▶ [Required action] In the records below, tally the lines that contain the word "this" and give only that number.

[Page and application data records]
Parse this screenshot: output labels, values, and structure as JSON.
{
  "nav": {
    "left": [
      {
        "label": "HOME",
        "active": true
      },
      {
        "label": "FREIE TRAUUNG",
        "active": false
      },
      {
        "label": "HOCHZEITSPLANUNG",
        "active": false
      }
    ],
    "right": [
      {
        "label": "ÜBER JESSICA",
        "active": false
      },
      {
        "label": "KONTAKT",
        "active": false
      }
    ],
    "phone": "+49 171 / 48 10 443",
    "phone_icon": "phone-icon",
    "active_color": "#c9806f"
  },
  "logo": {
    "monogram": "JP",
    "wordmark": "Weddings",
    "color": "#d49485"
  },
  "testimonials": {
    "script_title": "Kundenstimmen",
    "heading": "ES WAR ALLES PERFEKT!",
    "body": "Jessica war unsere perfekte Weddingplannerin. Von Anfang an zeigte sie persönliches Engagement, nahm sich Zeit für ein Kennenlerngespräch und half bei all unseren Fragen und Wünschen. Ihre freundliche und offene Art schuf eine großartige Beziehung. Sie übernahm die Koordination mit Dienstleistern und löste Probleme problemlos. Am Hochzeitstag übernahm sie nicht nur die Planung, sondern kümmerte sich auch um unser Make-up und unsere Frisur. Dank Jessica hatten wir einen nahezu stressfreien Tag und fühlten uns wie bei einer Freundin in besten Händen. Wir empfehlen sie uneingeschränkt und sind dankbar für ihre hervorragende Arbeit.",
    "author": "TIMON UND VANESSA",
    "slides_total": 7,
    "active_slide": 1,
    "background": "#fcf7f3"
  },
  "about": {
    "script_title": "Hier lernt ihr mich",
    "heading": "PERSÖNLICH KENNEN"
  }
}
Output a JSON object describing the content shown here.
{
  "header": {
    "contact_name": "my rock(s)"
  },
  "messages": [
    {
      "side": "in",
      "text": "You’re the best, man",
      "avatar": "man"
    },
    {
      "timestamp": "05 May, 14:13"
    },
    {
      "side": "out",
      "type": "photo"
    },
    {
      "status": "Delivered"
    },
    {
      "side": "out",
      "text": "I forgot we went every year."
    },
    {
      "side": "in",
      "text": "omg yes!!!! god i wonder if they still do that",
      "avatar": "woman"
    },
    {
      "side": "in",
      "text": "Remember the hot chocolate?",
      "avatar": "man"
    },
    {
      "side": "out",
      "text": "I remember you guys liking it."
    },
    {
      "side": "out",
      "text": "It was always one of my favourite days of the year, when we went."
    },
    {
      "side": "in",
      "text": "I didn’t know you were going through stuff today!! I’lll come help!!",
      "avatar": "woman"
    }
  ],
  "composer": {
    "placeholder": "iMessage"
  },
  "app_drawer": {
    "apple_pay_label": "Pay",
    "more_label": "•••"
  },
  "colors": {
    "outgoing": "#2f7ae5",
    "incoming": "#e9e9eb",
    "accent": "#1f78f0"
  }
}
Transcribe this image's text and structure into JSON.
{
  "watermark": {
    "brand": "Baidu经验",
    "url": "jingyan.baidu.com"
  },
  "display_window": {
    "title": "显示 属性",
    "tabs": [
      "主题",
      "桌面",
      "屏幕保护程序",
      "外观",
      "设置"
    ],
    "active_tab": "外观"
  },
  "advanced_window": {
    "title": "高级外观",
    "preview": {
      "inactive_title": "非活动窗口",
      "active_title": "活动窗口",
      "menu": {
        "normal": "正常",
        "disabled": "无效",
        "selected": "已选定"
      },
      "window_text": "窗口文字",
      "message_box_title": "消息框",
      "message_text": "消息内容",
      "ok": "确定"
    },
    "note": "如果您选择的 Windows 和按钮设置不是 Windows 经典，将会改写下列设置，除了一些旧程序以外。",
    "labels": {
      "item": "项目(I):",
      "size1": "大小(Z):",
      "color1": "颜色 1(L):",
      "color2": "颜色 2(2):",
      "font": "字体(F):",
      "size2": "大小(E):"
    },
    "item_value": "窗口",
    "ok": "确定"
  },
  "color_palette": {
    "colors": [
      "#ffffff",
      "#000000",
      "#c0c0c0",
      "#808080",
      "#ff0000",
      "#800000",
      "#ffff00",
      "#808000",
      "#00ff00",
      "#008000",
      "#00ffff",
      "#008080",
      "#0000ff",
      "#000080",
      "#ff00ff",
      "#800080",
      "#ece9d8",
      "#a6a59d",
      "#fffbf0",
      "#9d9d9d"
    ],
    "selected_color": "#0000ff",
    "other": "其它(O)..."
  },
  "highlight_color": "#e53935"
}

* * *

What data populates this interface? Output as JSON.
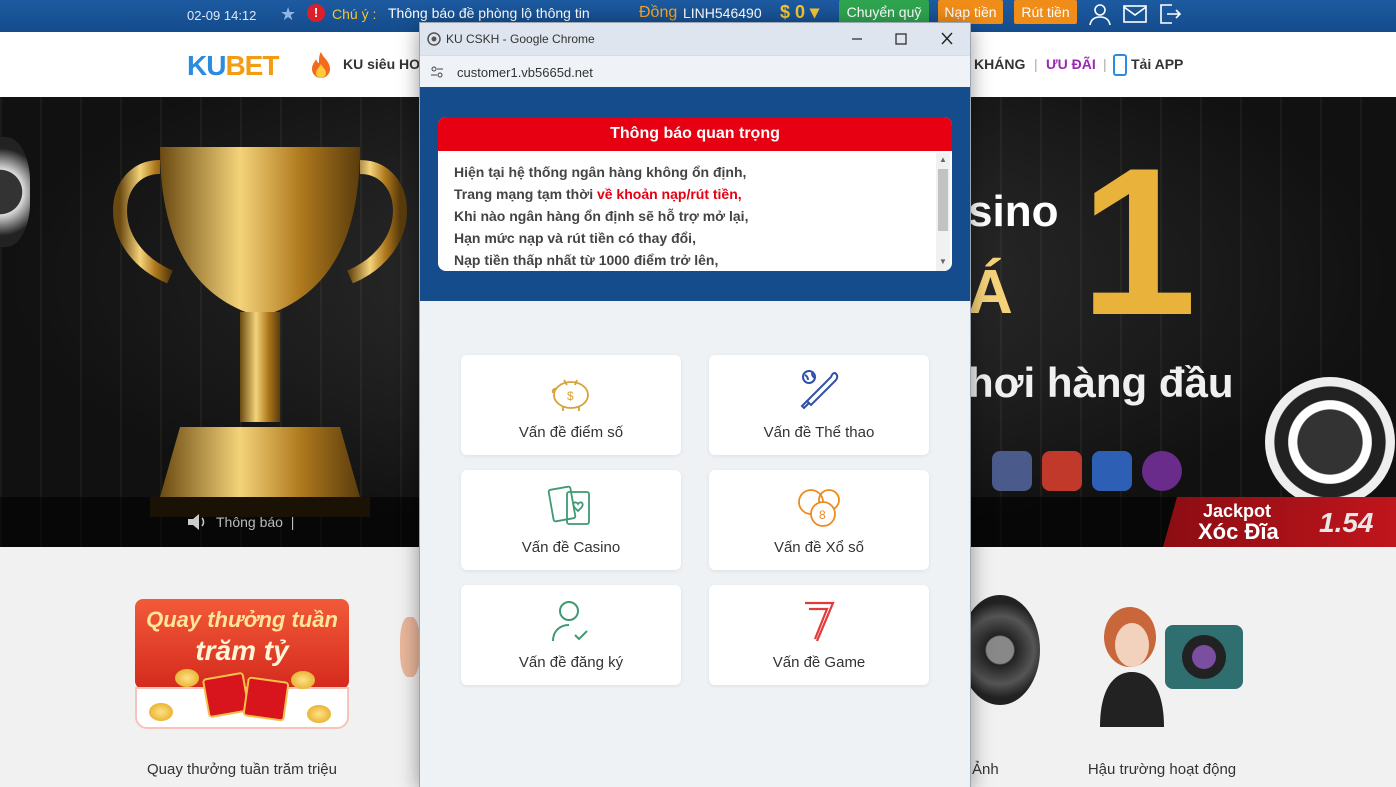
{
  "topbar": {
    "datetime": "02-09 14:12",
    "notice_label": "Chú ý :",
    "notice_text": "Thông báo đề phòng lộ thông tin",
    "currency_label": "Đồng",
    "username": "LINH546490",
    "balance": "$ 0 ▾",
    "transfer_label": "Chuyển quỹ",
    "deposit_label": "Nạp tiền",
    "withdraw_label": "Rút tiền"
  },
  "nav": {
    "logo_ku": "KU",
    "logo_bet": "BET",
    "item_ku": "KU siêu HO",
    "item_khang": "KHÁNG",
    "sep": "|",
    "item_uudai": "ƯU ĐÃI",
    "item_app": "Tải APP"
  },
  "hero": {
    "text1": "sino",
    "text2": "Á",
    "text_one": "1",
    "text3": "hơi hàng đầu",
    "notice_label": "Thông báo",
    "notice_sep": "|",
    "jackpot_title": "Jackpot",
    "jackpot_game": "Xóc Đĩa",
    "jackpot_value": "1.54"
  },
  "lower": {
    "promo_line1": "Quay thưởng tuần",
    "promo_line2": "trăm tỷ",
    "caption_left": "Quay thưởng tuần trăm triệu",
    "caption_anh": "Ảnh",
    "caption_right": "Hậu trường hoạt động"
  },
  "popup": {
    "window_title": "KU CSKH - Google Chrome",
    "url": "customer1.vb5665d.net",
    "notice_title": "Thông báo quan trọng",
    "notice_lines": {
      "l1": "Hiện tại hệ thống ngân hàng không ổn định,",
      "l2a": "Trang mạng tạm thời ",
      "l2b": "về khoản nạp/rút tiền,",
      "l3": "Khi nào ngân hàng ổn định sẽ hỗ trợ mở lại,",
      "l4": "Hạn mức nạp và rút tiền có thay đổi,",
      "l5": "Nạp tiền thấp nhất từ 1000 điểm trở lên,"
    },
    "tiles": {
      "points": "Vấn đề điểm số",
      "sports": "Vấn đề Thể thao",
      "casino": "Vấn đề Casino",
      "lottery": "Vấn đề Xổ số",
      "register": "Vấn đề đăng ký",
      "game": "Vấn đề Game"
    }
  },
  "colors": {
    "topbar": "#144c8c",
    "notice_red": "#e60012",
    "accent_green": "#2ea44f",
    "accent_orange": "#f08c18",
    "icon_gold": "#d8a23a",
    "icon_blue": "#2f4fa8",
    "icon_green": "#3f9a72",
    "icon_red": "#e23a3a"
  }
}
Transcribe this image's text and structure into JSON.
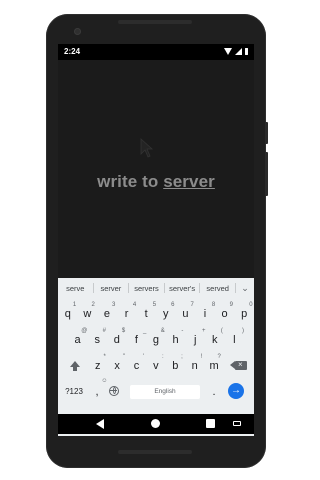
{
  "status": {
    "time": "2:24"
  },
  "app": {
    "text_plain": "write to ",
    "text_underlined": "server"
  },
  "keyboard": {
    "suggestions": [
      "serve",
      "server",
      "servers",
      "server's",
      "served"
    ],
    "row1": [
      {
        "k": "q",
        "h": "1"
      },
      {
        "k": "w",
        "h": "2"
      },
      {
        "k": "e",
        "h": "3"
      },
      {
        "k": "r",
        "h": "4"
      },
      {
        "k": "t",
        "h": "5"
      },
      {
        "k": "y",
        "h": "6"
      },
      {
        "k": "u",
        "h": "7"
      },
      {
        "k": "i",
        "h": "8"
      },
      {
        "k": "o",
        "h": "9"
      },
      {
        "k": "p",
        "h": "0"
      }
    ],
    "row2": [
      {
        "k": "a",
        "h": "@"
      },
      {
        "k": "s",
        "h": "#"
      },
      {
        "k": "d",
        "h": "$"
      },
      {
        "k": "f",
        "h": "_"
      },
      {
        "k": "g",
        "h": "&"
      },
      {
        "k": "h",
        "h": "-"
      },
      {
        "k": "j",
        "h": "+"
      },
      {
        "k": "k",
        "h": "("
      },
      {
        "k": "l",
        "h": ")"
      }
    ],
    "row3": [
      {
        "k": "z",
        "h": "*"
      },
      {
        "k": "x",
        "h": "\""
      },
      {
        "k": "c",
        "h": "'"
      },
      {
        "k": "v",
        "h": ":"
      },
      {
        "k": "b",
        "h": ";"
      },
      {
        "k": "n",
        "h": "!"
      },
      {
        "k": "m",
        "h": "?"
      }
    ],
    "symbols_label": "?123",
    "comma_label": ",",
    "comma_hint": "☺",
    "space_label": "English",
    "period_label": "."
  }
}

▶ [Solution] 4